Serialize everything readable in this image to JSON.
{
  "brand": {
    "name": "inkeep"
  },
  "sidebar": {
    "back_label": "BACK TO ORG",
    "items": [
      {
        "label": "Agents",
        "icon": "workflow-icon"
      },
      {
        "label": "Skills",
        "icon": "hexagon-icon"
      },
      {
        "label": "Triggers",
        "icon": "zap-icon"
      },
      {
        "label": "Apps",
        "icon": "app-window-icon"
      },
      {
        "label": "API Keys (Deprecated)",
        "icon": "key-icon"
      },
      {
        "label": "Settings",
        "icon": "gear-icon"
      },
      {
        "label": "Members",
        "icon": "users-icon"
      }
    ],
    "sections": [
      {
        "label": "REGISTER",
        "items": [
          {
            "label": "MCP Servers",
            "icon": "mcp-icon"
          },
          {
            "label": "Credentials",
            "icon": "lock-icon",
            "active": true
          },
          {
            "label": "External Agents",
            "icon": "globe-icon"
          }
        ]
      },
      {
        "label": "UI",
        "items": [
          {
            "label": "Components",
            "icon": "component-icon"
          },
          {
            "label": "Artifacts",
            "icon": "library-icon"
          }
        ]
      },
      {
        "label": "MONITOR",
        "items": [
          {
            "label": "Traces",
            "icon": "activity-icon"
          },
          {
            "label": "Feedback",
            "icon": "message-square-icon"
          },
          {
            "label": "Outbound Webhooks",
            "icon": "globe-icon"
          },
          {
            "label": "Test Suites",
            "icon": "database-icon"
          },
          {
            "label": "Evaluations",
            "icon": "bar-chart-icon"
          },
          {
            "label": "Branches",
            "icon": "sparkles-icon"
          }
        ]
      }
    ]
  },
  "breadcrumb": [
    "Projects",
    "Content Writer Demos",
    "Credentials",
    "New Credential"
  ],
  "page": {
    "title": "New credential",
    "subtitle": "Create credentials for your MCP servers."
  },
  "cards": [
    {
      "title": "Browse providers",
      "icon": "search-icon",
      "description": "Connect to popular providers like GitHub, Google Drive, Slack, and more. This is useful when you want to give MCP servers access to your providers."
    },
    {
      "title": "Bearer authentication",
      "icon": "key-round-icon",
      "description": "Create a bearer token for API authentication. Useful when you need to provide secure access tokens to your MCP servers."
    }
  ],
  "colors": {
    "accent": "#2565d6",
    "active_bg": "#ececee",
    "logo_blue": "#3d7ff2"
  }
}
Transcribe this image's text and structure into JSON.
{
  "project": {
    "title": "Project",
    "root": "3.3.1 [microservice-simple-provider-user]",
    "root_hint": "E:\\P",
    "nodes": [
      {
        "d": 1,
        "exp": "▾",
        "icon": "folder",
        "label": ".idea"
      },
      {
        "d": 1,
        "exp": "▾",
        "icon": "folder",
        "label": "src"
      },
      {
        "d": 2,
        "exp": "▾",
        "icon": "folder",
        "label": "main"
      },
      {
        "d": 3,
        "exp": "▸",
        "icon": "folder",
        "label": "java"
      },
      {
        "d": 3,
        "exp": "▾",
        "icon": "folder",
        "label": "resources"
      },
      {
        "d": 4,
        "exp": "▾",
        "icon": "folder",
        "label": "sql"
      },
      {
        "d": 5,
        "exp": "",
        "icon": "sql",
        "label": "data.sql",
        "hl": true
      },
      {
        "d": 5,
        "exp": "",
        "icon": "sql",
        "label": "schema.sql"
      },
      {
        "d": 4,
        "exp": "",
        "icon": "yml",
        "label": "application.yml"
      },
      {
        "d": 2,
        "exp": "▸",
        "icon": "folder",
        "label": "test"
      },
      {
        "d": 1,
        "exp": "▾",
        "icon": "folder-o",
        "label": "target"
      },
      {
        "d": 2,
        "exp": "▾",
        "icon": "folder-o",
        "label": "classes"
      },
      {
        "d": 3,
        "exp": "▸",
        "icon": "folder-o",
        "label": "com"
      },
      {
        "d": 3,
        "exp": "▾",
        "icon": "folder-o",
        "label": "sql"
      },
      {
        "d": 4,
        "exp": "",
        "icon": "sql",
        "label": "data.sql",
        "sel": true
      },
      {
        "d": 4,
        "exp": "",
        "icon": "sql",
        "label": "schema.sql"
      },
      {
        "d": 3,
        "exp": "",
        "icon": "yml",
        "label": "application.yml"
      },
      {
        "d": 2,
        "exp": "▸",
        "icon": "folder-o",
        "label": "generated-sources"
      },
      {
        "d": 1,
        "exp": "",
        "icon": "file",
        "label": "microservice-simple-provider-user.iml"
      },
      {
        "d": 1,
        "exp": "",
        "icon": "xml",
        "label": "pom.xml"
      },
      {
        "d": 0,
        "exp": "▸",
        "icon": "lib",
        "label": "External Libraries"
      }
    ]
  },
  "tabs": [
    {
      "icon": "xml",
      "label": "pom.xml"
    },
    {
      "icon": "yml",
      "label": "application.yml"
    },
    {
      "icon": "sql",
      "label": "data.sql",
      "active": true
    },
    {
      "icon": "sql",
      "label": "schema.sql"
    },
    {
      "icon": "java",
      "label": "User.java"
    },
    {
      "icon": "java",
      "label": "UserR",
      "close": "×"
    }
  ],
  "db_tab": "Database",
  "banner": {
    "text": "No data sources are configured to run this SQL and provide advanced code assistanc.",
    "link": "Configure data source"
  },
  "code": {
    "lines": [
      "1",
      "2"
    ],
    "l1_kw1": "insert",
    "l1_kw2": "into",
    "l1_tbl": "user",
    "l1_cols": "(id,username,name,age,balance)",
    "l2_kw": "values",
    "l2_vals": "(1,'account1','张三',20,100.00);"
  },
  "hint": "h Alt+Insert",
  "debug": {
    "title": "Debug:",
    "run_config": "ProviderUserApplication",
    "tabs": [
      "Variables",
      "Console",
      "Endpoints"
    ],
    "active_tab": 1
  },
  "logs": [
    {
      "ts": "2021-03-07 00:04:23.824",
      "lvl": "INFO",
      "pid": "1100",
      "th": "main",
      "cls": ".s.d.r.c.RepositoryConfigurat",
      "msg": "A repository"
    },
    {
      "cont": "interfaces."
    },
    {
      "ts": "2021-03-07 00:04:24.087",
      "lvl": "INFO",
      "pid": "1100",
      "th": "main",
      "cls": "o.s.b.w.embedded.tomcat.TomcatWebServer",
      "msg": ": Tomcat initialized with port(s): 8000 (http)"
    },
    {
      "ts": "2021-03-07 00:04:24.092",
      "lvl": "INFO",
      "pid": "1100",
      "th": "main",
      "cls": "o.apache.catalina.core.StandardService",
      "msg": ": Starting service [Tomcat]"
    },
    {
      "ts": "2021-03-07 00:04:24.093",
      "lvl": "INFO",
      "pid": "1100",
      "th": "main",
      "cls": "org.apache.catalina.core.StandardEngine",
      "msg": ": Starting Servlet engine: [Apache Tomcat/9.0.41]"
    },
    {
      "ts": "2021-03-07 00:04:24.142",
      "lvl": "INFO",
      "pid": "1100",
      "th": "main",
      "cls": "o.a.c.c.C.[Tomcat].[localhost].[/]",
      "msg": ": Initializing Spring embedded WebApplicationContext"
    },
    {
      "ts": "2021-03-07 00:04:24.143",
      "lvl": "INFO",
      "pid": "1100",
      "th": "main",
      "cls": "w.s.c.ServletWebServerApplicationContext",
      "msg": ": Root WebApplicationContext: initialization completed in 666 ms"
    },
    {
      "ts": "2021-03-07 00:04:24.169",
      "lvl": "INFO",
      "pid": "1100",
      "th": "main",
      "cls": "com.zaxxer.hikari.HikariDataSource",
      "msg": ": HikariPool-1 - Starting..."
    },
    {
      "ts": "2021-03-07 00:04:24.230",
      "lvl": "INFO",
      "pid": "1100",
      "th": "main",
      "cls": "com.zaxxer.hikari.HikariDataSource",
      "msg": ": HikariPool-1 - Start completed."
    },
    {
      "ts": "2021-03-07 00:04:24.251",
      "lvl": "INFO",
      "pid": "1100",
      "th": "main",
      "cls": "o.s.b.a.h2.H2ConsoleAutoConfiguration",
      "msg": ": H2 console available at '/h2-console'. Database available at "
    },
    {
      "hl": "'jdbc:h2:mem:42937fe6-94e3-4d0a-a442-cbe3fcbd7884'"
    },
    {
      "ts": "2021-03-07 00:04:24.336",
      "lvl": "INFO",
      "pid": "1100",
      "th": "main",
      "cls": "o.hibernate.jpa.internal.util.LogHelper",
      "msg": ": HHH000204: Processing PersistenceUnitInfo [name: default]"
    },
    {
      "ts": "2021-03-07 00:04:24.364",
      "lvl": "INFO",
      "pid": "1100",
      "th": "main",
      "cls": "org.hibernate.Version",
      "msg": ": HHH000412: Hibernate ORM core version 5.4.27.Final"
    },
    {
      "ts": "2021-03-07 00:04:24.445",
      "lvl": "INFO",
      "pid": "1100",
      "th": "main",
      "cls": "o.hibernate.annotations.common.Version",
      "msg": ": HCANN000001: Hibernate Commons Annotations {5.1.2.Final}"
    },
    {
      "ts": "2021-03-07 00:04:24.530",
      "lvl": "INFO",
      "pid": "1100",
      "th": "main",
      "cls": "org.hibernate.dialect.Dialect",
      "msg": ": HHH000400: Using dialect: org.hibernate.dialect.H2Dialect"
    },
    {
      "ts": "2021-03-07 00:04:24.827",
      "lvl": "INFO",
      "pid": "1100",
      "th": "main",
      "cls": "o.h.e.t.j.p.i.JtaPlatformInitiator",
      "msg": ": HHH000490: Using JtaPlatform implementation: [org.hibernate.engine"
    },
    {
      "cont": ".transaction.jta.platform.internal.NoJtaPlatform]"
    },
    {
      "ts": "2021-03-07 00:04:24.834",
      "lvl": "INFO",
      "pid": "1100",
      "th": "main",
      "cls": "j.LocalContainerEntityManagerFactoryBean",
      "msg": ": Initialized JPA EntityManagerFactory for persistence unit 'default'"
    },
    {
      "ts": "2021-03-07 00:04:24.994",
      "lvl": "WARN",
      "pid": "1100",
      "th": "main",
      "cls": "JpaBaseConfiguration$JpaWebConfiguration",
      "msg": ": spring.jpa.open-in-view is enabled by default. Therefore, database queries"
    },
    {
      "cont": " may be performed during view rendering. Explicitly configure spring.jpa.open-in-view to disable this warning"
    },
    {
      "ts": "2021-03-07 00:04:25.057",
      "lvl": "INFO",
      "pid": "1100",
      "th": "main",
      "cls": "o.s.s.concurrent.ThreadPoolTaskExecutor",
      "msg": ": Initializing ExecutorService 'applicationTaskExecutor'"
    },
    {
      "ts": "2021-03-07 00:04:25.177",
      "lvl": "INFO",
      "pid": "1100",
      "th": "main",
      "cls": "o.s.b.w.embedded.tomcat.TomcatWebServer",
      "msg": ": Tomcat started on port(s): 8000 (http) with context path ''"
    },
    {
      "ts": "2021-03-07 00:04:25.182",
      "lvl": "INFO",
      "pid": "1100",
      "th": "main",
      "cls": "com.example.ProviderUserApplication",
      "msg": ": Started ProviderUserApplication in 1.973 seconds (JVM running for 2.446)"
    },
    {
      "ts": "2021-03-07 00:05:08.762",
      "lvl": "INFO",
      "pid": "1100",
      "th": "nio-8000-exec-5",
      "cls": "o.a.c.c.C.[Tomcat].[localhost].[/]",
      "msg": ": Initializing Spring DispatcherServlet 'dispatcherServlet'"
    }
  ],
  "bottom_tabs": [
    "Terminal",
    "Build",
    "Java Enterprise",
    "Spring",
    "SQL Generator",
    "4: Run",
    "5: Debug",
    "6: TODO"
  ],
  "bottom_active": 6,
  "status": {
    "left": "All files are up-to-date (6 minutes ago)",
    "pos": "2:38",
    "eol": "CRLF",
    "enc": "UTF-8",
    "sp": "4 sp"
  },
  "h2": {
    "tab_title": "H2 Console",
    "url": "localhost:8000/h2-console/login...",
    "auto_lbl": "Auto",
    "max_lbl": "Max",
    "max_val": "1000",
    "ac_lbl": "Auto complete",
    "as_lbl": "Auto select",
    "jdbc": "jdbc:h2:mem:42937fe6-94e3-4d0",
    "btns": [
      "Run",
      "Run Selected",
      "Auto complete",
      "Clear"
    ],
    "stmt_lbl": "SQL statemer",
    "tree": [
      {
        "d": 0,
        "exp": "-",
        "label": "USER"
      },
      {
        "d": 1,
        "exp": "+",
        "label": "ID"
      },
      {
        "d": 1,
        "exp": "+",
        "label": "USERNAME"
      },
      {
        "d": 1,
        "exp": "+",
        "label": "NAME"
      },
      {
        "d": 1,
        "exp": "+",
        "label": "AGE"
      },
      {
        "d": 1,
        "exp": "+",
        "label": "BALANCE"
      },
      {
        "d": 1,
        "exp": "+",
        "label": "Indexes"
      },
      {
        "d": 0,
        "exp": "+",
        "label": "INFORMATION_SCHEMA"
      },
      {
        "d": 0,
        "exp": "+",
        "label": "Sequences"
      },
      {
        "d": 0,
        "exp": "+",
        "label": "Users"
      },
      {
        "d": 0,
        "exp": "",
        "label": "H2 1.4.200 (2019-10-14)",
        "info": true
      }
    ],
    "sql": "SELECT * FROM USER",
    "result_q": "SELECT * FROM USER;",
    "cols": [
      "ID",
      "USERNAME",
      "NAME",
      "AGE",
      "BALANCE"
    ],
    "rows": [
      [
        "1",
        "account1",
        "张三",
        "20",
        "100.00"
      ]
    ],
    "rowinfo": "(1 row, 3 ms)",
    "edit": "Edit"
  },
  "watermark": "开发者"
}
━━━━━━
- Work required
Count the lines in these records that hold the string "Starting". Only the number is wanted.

- Task response
3